I have to admit that I like listening to the little guy speak. My view of Ron Paul (and yes, I have read End the Fed, though I haven't had time to comment on it yet) is that he is a smart guy with good instincts and a good understanding of the events that have shaped monetary history in the U.S. and elsewhere. (This is unlike PK who, while also very smart, appears to have shaped his macroeconomic theory entirely on the apparent failure of a local babysitting cooperative).
Here is Ron Paul's attack on the Fed today: Fed Will Self-Destruct. I don't necessarily disagree with any of the points made in the written article (apart from the fact that Bernanke has never advocated 4% inflation). Some of the things he says in the video interview, however, seem rather strange.
With respect to our "deeply flawed monetary system" he appears to be concerned that one person (Bernanke) has the power to create $600B with the stroke of pen (out of thin air) and then spend it (foolishly).
Note: while the Fed is indeed able to create cash (or reserve balances) "out of thin air," under normal circumstances, the Fed is effectively prevented from spending this cash on anything other than U.S. government bonds. These bonds are also created "out of thin air" (they exist almost exclusively in book entry form). When the Fed purchases government bonds, it is really just swapping one form of air for another.

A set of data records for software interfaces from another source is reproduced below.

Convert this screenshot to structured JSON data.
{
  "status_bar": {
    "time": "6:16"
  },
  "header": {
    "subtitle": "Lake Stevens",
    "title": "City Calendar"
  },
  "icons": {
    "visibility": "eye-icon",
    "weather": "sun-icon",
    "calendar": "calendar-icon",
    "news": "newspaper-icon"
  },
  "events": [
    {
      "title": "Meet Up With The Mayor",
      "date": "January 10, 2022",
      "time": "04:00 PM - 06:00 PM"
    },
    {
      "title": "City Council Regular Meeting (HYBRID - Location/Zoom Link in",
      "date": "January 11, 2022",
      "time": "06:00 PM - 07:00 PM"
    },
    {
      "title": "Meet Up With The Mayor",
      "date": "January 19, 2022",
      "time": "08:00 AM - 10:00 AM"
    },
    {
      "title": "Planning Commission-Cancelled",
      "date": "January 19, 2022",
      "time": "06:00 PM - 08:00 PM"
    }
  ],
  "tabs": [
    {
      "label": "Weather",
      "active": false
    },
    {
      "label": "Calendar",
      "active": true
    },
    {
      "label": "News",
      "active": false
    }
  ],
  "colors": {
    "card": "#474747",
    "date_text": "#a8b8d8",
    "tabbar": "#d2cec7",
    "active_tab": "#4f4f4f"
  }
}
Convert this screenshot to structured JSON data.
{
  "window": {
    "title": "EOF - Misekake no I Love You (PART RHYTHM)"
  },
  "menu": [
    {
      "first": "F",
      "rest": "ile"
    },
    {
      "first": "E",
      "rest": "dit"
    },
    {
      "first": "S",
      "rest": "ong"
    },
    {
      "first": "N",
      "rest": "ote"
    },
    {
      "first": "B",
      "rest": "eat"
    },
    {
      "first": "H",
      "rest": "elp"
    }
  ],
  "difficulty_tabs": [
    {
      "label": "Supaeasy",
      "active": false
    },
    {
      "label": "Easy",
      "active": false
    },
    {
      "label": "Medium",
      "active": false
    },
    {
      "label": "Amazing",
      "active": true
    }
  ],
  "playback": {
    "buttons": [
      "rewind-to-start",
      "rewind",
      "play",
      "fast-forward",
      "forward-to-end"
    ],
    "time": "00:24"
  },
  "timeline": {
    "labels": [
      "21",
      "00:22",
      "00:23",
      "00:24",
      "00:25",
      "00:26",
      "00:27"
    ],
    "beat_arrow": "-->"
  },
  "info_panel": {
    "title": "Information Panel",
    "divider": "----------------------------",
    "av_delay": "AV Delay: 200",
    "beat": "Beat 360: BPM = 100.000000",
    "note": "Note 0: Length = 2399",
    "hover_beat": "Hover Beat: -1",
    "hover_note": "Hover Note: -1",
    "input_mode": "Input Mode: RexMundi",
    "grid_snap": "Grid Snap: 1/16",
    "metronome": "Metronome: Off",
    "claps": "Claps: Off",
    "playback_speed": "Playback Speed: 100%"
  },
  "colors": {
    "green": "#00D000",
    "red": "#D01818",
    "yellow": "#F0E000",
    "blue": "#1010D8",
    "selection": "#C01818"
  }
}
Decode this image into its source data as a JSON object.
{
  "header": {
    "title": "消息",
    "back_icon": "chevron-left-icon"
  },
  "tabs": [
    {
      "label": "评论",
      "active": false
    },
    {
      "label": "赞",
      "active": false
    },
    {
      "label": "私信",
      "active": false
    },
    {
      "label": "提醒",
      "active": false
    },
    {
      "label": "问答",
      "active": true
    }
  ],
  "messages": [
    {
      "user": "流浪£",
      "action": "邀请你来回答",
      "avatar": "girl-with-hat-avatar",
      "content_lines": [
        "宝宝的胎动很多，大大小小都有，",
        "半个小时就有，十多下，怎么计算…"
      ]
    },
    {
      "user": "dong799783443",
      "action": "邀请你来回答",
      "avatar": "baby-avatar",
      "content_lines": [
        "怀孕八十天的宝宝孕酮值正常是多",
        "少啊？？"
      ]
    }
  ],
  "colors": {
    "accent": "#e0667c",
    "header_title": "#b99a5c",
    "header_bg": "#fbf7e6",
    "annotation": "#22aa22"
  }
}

When phrased in this way, it becomes a little harder to see why a swap of Fed air for Treasury air should be inflationary (though note, his definition of inflation is money creation -- so of course he sees inflation everywhere, even though price-level inflation remains anemic).